• The Sydney mom and daughter were wrongfully imprisoned for more than five months
  • Authorities arrested the duo after the ginger tea they were selling online was thought to be an illegal substance
  • The pair are now suing authorities, and the case is scheduled to return to court next year

A mother and daughter in Sydney, Australia, are suing authorities after being wrongly imprisoned for months on suspicions of importing drugs — which later turned out to be tea.

Connie Chong and her daughter, Melanie Lim, were arrested in January after two shipments of what was believed to be an illegal substance were detected by the Australian Border Force at Sydney Airport and traced back to their home, local outlets 7News and 9News reported.

Police raided the delivery address at Greenacre, where they found more of the alleged drugs and arrested the two women.

Chong and Lim were charged with commercial drug supply and refused bail at the time.
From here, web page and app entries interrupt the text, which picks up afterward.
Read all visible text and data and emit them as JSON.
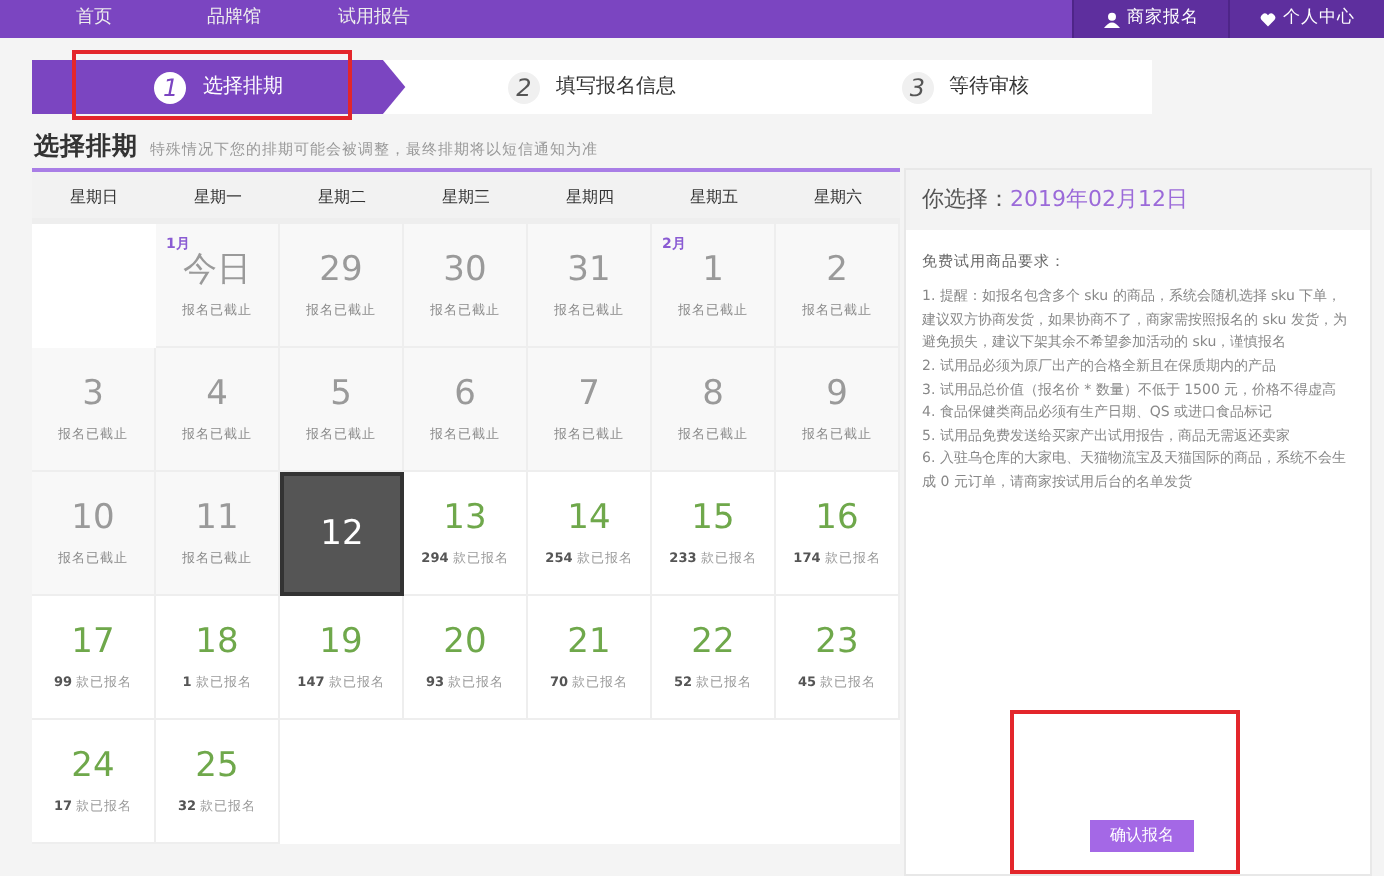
{
  "nav": {
    "links": [
      "首页",
      "品牌馆",
      "试用报告"
    ],
    "right": [
      {
        "label": "商家报名"
      },
      {
        "label": "个人中心"
      }
    ]
  },
  "steps": [
    {
      "number": "1",
      "label": "选择排期",
      "selected": true,
      "highlighted": true
    },
    {
      "number": "2",
      "label": "填写报名信息",
      "selected": false,
      "highlighted": false
    },
    {
      "number": "3",
      "label": "等待审核",
      "selected": false,
      "highlighted": false
    }
  ],
  "section": {
    "title": "选择排期",
    "subtitle": "特殊情况下您的排期可能会被调整，最终排期将以短信通知为准"
  },
  "calendar": {
    "weekdays": [
      "星期日",
      "星期一",
      "星期二",
      "星期三",
      "星期四",
      "星期五",
      "星期六"
    ],
    "weeks": [
      [
        {
          "kind": "empty"
        },
        {
          "kind": "past",
          "month": "1月",
          "day": "今日",
          "note": "报名已截止"
        },
        {
          "kind": "past",
          "day": "29",
          "note": "报名已截止"
        },
        {
          "kind": "past",
          "day": "30",
          "note": "报名已截止"
        },
        {
          "kind": "past",
          "day": "31",
          "note": "报名已截止"
        },
        {
          "kind": "past",
          "month": "2月",
          "day": "1",
          "note": "报名已截止"
        },
        {
          "kind": "past",
          "day": "2",
          "note": "报名已截止"
        }
      ],
      [
        {
          "kind": "past",
          "day": "3",
          "note": "报名已截止"
        },
        {
          "kind": "past",
          "day": "4",
          "note": "报名已截止"
        },
        {
          "kind": "past",
          "day": "5",
          "note": "报名已截止"
        },
        {
          "kind": "past",
          "day": "6",
          "note": "报名已截止"
        },
        {
          "kind": "past",
          "day": "7",
          "note": "报名已截止"
        },
        {
          "kind": "past",
          "day": "8",
          "note": "报名已截止"
        },
        {
          "kind": "past",
          "day": "9",
          "note": "报名已截止"
        }
      ],
      [
        {
          "kind": "past",
          "day": "10",
          "note": "报名已截止"
        },
        {
          "kind": "past",
          "day": "11",
          "note": "报名已截止"
        },
        {
          "kind": "open",
          "day": "12",
          "selected": true
        },
        {
          "kind": "open",
          "day": "13",
          "count": "294",
          "note": "款已报名",
          "selected": false
        },
        {
          "kind": "open",
          "day": "14",
          "count": "254",
          "note": "款已报名",
          "selected": false
        },
        {
          "kind": "open",
          "day": "15",
          "count": "233",
          "note": "款已报名",
          "selected": false
        },
        {
          "kind": "open",
          "day": "16",
          "count": "174",
          "note": "款已报名",
          "selected": false
        }
      ],
      [
        {
          "kind": "open",
          "day": "17",
          "count": "99",
          "note": "款已报名",
          "selected": false
        },
        {
          "kind": "open",
          "day": "18",
          "count": "1",
          "note": "款已报名",
          "selected": false
        },
        {
          "kind": "open",
          "day": "19",
          "count": "147",
          "note": "款已报名",
          "selected": false
        },
        {
          "kind": "open",
          "day": "20",
          "count": "93",
          "note": "款已报名",
          "selected": false
        },
        {
          "kind": "open",
          "day": "21",
          "count": "70",
          "note": "款已报名",
          "selected": false
        },
        {
          "kind": "open",
          "day": "22",
          "count": "52",
          "note": "款已报名",
          "selected": false
        },
        {
          "kind": "open",
          "day": "23",
          "count": "45",
          "note": "款已报名",
          "selected": false
        }
      ],
      [
        {
          "kind": "open",
          "day": "24",
          "count": "17",
          "note": "款已报名",
          "selected": false
        },
        {
          "kind": "open",
          "day": "25",
          "count": "32",
          "note": "款已报名",
          "selected": false
        },
        {
          "kind": "empty"
        },
        {
          "kind": "empty"
        },
        {
          "kind": "empty"
        },
        {
          "kind": "empty"
        },
        {
          "kind": "empty"
        }
      ]
    ]
  },
  "summary": {
    "label": "你选择：",
    "date": "2019年02月12日",
    "requirements_title": "免费试用商品要求：",
    "requirements": [
      "1. 提醒：如报名包含多个 sku 的商品，系统会随机选择 sku 下单，建议双方协商发货，如果协商不了，商家需按照报名的 sku 发货，为避免损失，建议下架其余不希望参加活动的 sku，谨慎报名",
      "2. 试用品必须为原厂出产的合格全新且在保质期内的产品",
      "3. 试用品总价值（报名价 * 数量）不低于 1500 元，价格不得虚高",
      "4. 食品保健类商品必须有生产日期、QS 或进口食品标记",
      "5. 试用品免费发送给买家产出试用报告，商品无需返还卖家",
      "6. 入驻乌仓库的大家电、天猫物流宝及天猫国际的商品，系统不会生成 0 元订单，请商家按试用后台的名单发货"
    ],
    "button": {
      "label": "确认报名",
      "highlighted": true
    }
  }
}
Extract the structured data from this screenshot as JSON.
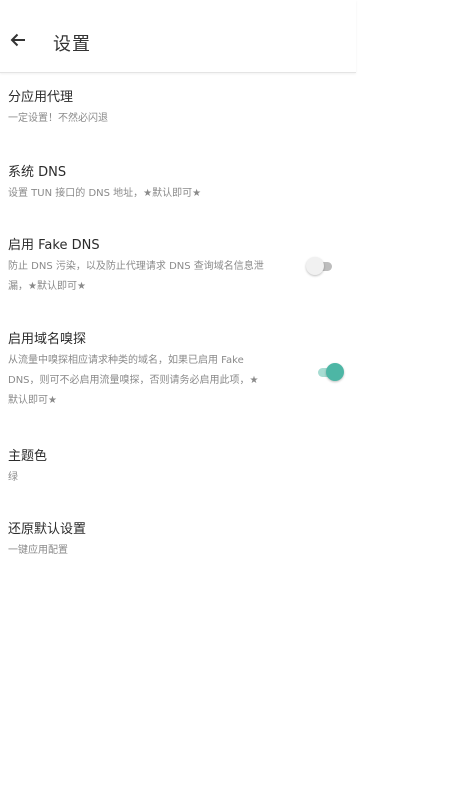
{
  "appbar": {
    "title": "设置"
  },
  "settings": [
    {
      "title": "分应用代理",
      "summary_lines": [
        "一定设置！不然必闪退"
      ]
    },
    {
      "title": "系统 DNS",
      "summary_lines": [
        "设置 TUN 接口的 DNS 地址，★默认即可★"
      ]
    },
    {
      "title": "启用 Fake DNS",
      "summary_lines": [
        "防止 DNS 污染，以及防止代理请求 DNS 查询域名信息泄",
        "漏，★默认即可★"
      ],
      "toggle_state": "off"
    },
    {
      "title": "启用域名嗅探",
      "summary_lines": [
        "从流量中嗅探相应请求种类的域名，如果已启用 Fake",
        "DNS，则可不必启用流量嗅探，否则请务必启用此项，★",
        "默认即可★"
      ],
      "toggle_state": "on"
    },
    {
      "title": "主题色",
      "summary_lines": [
        "绿"
      ]
    },
    {
      "title": "还原默认设置",
      "summary_lines": [
        "一键应用配置"
      ]
    }
  ],
  "colors": {
    "accent": "#4db6a5",
    "accent_track": "#a7dcd2",
    "toggle_off_thumb": "#f1f1f1",
    "toggle_off_track": "#bdbdbd"
  }
}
The pair would have faced a maximum penalty of life imprisonment if they had been convicted, according to the reports.

The imported substance from China was sent out for formal testing in April. However, the lab test revealed in July that the substance was ginger tea and contained no trace of illegal drugs.

The charges against Chong and Lim, who had been selling tea online, were dropped in August.

Police reportedly blamed delays in testing on the need for new equipment.

Both women are now suing for damages after they spent more than five months behind bars over an incident their barrister Stephen Boland described as "one of the most extraordinary cases of injustice" he has ever seen.

"It is open to the Crown to say, 'Sorry. We stuffed up and two women went to prison for our dodgy prosecution,'" Boland told the court.

"It is a gross injustice. Two innocent women that have served their time as a result of the police not doing the investigations properly," defense attorney Benjamin Goh was quoted as saying outside court Tuesday.

Prosecutors are now refusing to pay the women's legal costs. The case is scheduled to return to court next year.

A similar incident happened last week in North Carolina when the capital city of Raleigh agreed to a $2 million settlement in a federal lawsuit that alleged more than a dozen Black men were wrongfully arrested and jailed on drug charges.

Representation. Connie Chong and her daughter, Melanie Lim, spent more than five months behind bars after Australian authorities thought the ginger tea they sold online was an illegal substance. Pixabay